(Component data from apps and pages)
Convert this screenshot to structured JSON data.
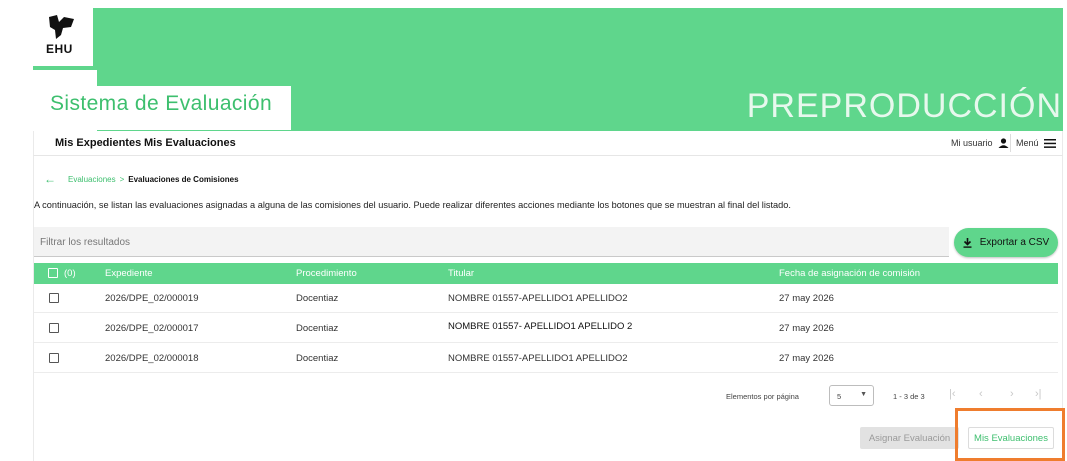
{
  "brand": {
    "logo_text": "EHU",
    "app_title": "Sistema de Evaluación",
    "environment": "PREPRODUCCIÓN"
  },
  "nav": {
    "items": [
      {
        "label": "Mis Expedientes"
      },
      {
        "label": "Mis Evaluaciones"
      }
    ],
    "user_label": "Mi usuario",
    "menu_label": "Menú"
  },
  "breadcrumb": {
    "parent": "Evaluaciones",
    "separator": ">",
    "current": "Evaluaciones de Comisiones"
  },
  "description": "A continuación, se listan las evaluaciones asignadas a alguna de las comisiones del usuario. Puede realizar diferentes acciones mediante los botones que se muestran al final del listado.",
  "filter": {
    "placeholder": "Filtrar los resultados"
  },
  "export_button": {
    "label": "Exportar a CSV"
  },
  "table": {
    "selected_count": "(0)",
    "headers": {
      "expediente": "Expediente",
      "procedimiento": "Procedimiento",
      "titular": "Titular",
      "fecha": "Fecha de asignación de comisión"
    },
    "rows": [
      {
        "expediente": "2026/DPE_02/000019",
        "procedimiento": "Docentiaz",
        "titular": "NOMBRE 01557-APELLIDO1 APELLIDO2",
        "fecha": "27 may 2026"
      },
      {
        "expediente": "2026/DPE_02/000017",
        "procedimiento": "Docentiaz",
        "titular": "NOMBRE 01557- APELLIDO1 APELLIDO 2",
        "fecha": "27 may 2026"
      },
      {
        "expediente": "2026/DPE_02/000018",
        "procedimiento": "Docentiaz",
        "titular": "NOMBRE 01557-APELLIDO1 APELLIDO2",
        "fecha": "27 may 2026"
      }
    ]
  },
  "paginator": {
    "label": "Elementos por página",
    "page_size": "5",
    "range": "1 - 3 de 3"
  },
  "actions": {
    "assign_label": "Asignar Evaluación",
    "mis_evaluaciones_label": "Mis Evaluaciones"
  },
  "colors": {
    "brand_green": "#5fd68c",
    "accent_green": "#3dbf6e",
    "highlight": "#ef7d2e"
  }
}
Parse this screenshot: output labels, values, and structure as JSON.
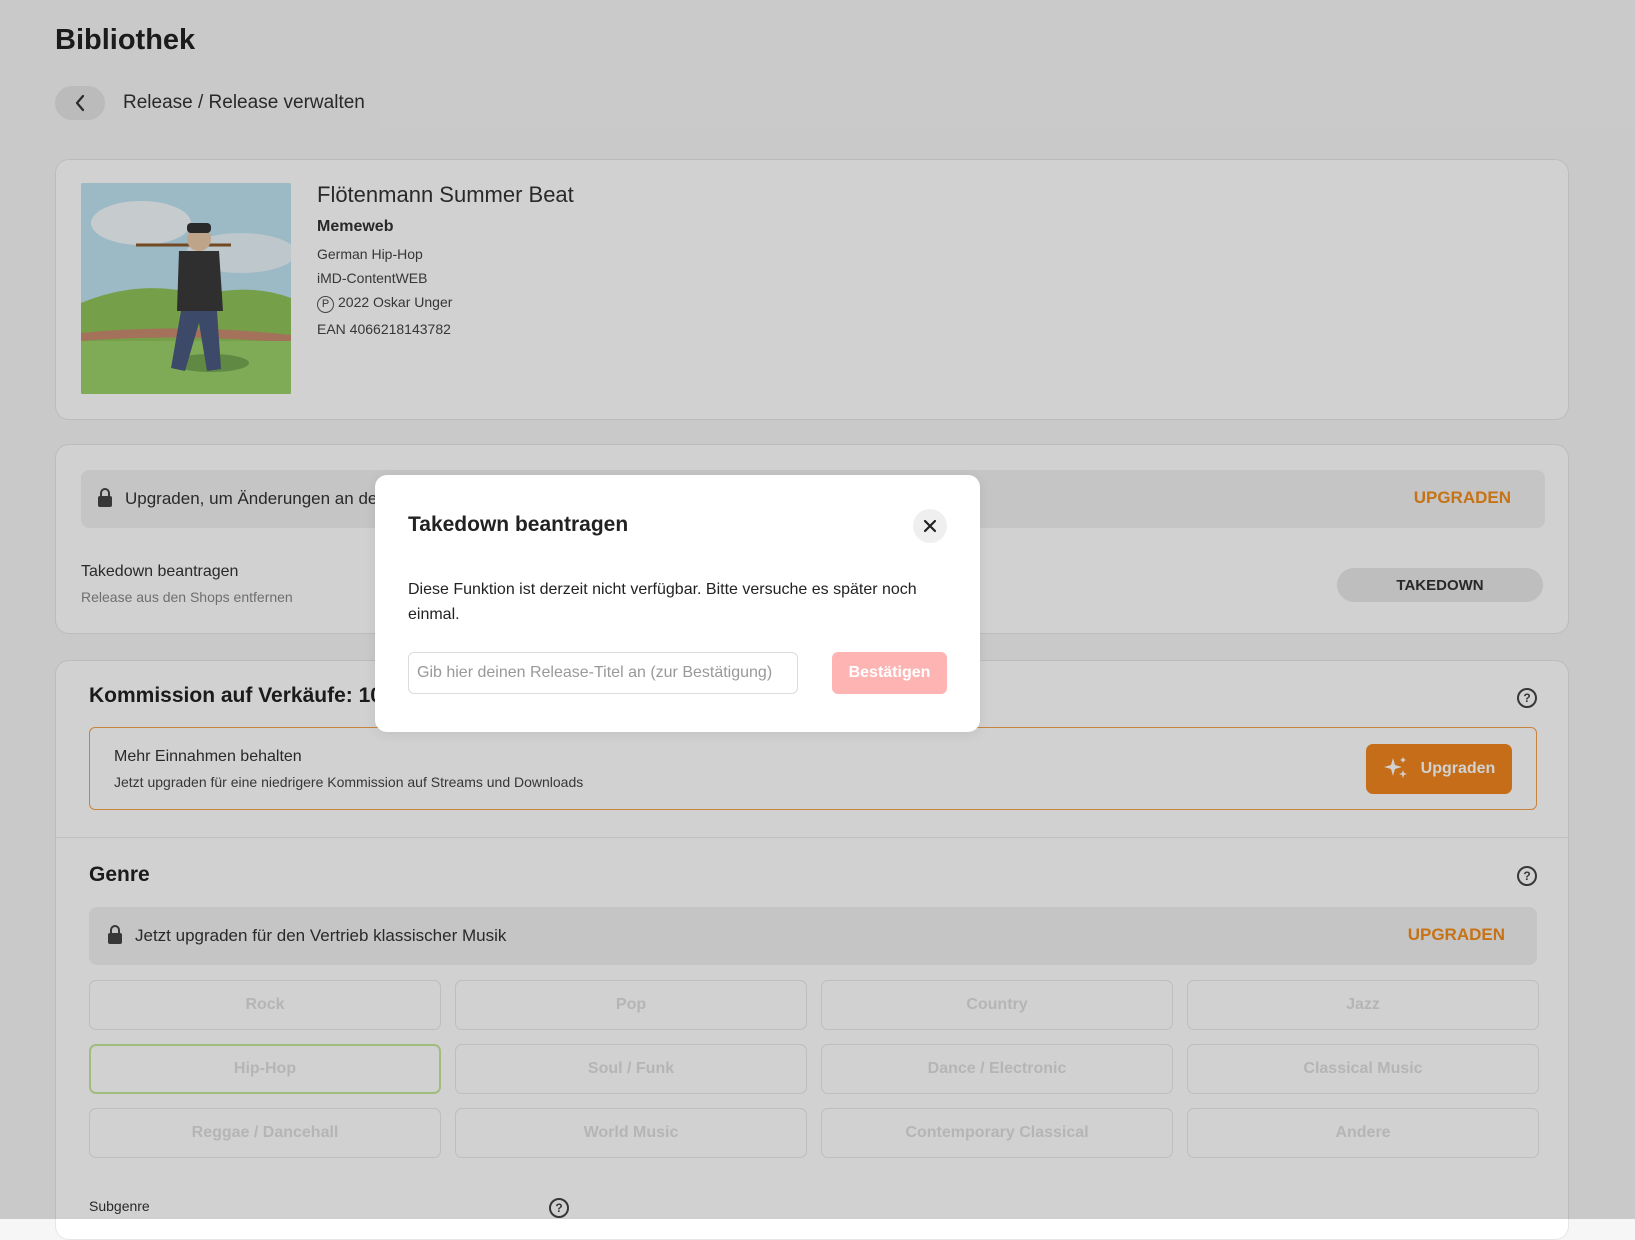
{
  "page": {
    "title": "Bibliothek",
    "breadcrumb": "Release / Release verwalten"
  },
  "release": {
    "title": "Flötenmann Summer Beat",
    "artist": "Memeweb",
    "genre": "German Hip-Hop",
    "label": "iMD-ContentWEB",
    "p_symbol": "P",
    "copyright": "2022 Oskar Unger",
    "ean": "EAN 4066218143782"
  },
  "changes": {
    "lock_text": "Upgraden, um Änderungen an de",
    "upgrade_label": "UPGRADEN",
    "takedown_title": "Takedown beantragen",
    "takedown_sub": "Release aus den Shops entfernen",
    "takedown_button": "TAKEDOWN"
  },
  "commission": {
    "title": "Kommission auf Verkäufe: 10",
    "help": "?",
    "promo_heading": "Mehr Einnahmen behalten",
    "promo_text": "Jetzt upgraden für eine niedrigere Kommission auf Streams und Downloads",
    "promo_button": "Upgraden"
  },
  "genre": {
    "title": "Genre",
    "help": "?",
    "lock_text": "Jetzt upgraden für den Vertrieb klassischer Musik",
    "upgrade_label": "UPGRADEN",
    "options": [
      "Rock",
      "Pop",
      "Country",
      "Jazz",
      "Hip-Hop",
      "Soul / Funk",
      "Dance / Electronic",
      "Classical Music",
      "Reggae / Dancehall",
      "World Music",
      "Contemporary Classical",
      "Andere"
    ],
    "selected": "Hip-Hop",
    "subgenre_label": "Subgenre"
  },
  "modal": {
    "title": "Takedown beantragen",
    "message": "Diese Funktion ist derzeit nicht verfügbar. Bitte versuche es später noch einmal.",
    "input_placeholder": "Gib hier deinen Release-Titel an (zur Bestätigung)",
    "confirm_label": "Bestätigen"
  },
  "colors": {
    "accent": "#f1861e",
    "confirm_disabled": "#ffb4b4",
    "selected_border": "#c5e79a"
  }
}
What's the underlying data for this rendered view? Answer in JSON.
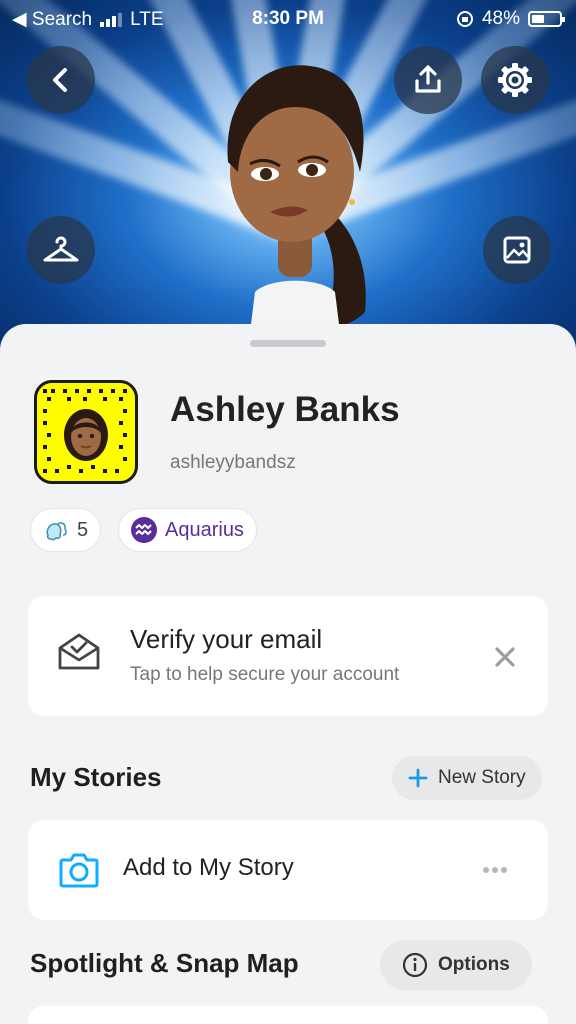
{
  "status_bar": {
    "back_app": "◀ Search",
    "network": "LTE",
    "time": "8:30 PM",
    "battery": "48%"
  },
  "colors": {
    "snap_yellow": "#fffc00",
    "accent_blue": "#0fadff",
    "aquarius_purple": "#5b2d9b"
  },
  "profile": {
    "name": "Ashley Banks",
    "username": "ashleyybandsz",
    "friends_count": "5",
    "zodiac": "Aquarius"
  },
  "verify_card": {
    "title": "Verify your email",
    "subtitle": "Tap to help secure your account"
  },
  "my_stories": {
    "title": "My Stories",
    "new_story_label": "New Story",
    "add_label": "Add to My Story"
  },
  "spotlight": {
    "title": "Spotlight & Snap Map",
    "options_label": "Options"
  },
  "icons": [
    "back-icon",
    "share-icon",
    "gear-icon",
    "hanger-icon",
    "photo-icon",
    "friends-icon",
    "aquarius-icon",
    "envelope-icon",
    "close-icon",
    "plus-icon",
    "camera-icon",
    "more-icon",
    "info-icon"
  ]
}
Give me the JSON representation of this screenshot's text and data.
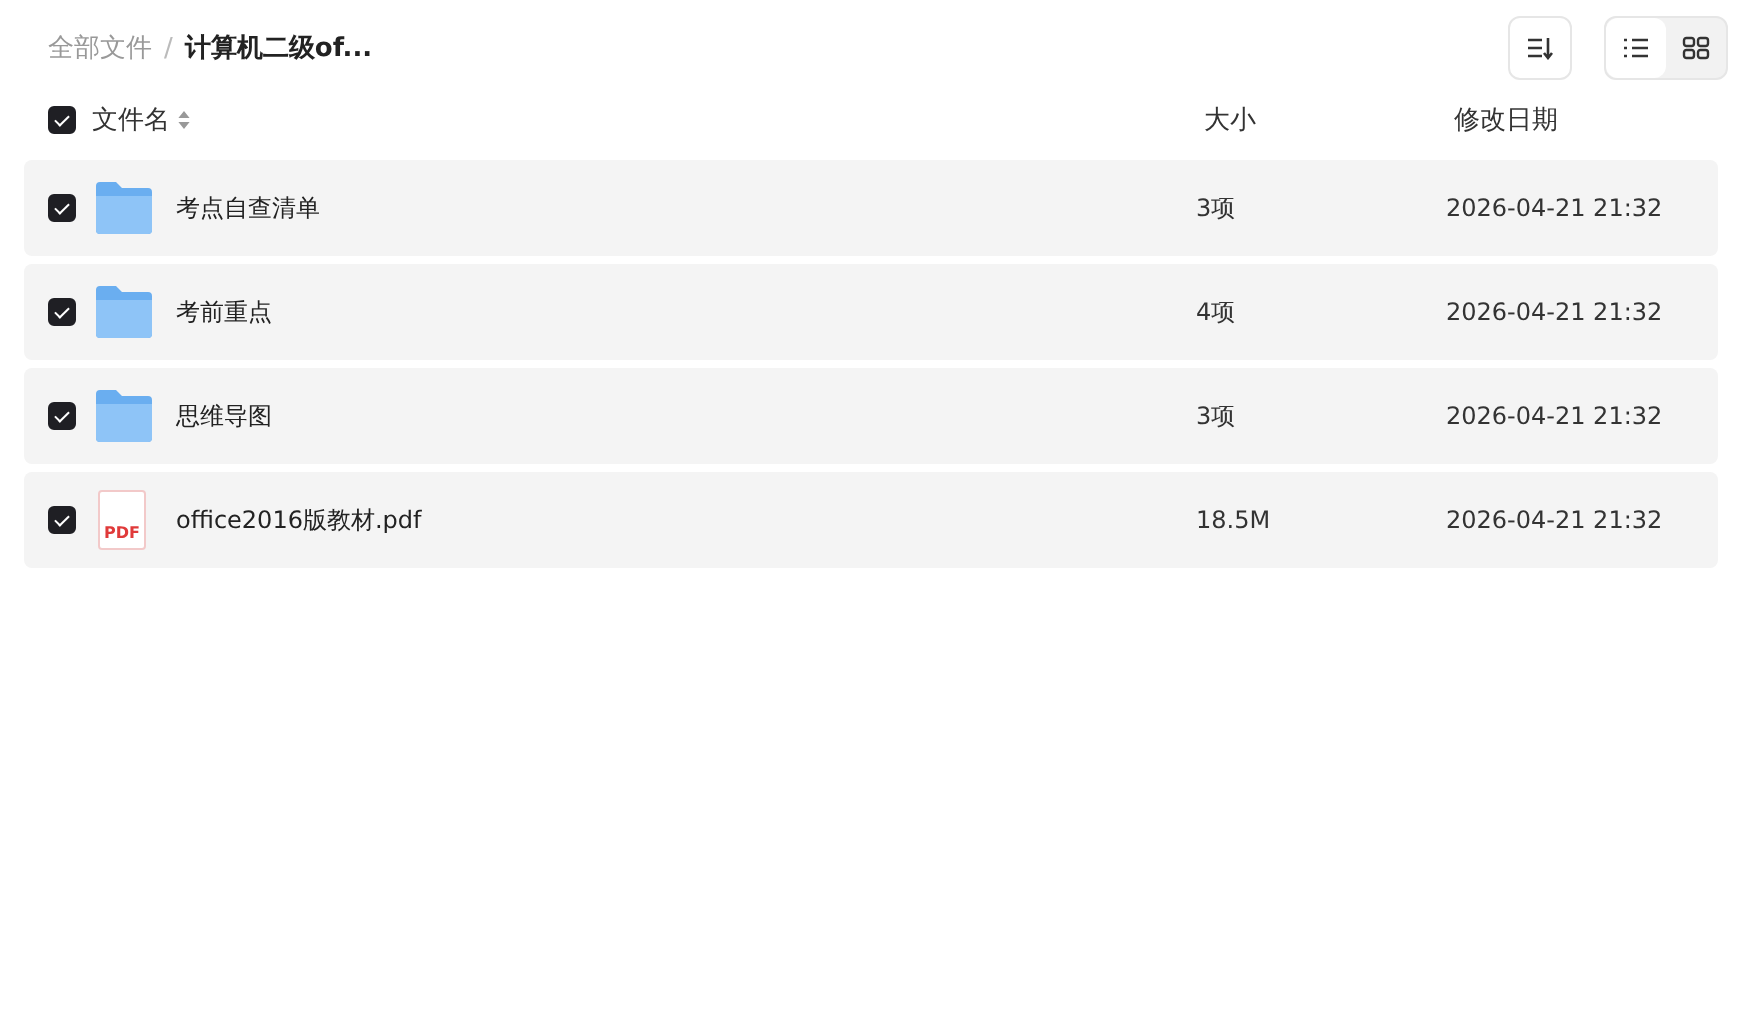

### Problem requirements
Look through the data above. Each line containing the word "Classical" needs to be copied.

### Response area
      "Classical Music",
      "Contemporary Classical",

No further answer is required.